GB virus C/hepatitis G virus infection among patients with hepatocellular carcinoma in the inshore area of the Yangtze River, China.J Gastroenterol Hepatol. 1998 Dec; 13(12):1241-8.JG
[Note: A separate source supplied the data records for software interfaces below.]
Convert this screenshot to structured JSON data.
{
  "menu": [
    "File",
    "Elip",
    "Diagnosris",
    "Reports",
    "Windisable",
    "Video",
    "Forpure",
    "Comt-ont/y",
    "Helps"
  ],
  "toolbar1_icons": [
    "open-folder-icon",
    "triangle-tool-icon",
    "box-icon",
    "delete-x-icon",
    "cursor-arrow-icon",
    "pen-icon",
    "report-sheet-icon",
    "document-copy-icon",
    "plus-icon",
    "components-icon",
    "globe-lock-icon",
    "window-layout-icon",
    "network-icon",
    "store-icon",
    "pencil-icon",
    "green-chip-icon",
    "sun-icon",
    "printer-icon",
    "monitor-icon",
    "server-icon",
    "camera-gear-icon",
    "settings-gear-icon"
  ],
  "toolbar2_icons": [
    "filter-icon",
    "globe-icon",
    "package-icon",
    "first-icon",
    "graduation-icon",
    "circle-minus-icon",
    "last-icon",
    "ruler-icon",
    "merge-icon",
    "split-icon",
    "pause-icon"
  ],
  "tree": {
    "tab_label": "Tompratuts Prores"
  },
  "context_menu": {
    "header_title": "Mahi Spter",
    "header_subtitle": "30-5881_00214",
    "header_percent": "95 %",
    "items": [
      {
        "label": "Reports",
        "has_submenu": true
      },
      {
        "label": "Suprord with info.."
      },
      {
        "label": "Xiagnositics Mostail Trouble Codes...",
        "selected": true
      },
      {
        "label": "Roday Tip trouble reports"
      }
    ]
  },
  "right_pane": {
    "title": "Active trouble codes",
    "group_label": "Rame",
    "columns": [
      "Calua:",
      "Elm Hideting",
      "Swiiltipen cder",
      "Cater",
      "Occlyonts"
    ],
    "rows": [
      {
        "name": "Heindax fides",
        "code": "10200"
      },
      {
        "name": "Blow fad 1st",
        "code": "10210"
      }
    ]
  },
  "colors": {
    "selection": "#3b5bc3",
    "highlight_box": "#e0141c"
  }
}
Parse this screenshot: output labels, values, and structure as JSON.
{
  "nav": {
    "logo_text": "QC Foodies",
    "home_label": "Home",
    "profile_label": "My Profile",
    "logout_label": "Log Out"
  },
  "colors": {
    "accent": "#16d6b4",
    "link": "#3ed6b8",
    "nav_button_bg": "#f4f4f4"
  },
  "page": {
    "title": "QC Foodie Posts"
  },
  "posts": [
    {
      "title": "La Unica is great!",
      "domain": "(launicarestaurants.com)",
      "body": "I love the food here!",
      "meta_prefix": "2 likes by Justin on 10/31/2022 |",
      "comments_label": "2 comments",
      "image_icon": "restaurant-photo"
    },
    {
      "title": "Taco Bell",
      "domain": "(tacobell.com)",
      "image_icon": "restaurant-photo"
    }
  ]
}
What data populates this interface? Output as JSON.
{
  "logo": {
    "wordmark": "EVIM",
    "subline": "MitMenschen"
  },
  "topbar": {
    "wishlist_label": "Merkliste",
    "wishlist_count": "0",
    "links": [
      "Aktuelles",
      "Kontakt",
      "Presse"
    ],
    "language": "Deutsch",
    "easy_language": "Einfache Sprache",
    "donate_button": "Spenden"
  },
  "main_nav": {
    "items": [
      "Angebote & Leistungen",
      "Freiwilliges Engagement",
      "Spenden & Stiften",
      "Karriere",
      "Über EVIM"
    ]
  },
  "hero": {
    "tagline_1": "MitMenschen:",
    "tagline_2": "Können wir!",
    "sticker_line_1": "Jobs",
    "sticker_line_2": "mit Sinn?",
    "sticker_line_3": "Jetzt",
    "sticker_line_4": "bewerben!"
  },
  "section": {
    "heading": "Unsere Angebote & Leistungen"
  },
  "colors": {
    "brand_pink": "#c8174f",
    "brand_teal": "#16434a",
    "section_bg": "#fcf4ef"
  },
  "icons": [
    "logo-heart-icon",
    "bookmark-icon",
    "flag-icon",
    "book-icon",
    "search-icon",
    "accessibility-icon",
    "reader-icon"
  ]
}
To investigate the association between GB virus C/hepatitis G virus (GBV-C/HGV) infection and the development of hepatocellular carcinoma (HCC) in H city, in the inshore area of the Yangtze River, where high prevalence of HCC has been reported, we determined hepatitis B virus (HBV) and hepatitis C virus (HCV) markers, GBV-C/HGV-RNA and GBV-C/HGV E2 antibody (anti-HG E2) among 114 HCC patients and the same number of age- and sex-matched controls. There were no significant differences in the clinical and demographic characteristics between them, except for serum alanine aminotransferase level and history of liver diseases. There was a significant difference of hepatitis B virus surface antigen (HBsAg) prevalence between the HCC patients (75.4%) and the controls (20.2%; P<0.01). Hepatitis C virus antibody was detected in 4.4% of the HCC patients, compared with 1.7% of the controls. GB virus-C/HGV-RNA and anti-HG E2 were detected in 14.9 and 1.7% of the HCC patients, respectively, compared with 7.0 and 1.7% of the controls, respectively. Nucleotide sequences and molecular evolutionary analysis showed the strains of GBV-C/HGV-RNA were classified into genotype 2 and 3 (HG and ASIA type). An effect analysis showed an odds ratio (OR) for developing HCC from GBV-C/HGV infection among HBsAg-positive subjects was 14.9, with a 95% CI of 4.9-45.4. HBsAg infection alone was 13.83 (95% CI 7.4-25.9) and GBV-C/HGV infection alone, 3.74 (95% CI 1.1-13.1), respectively. These data indicate that HBV infection is considered to be one of the major risk factors in patients with HCC and although GBV-C/HGV infection was observed in both the HCC and the control groups, it might not play an important role in the development of HCC in this area.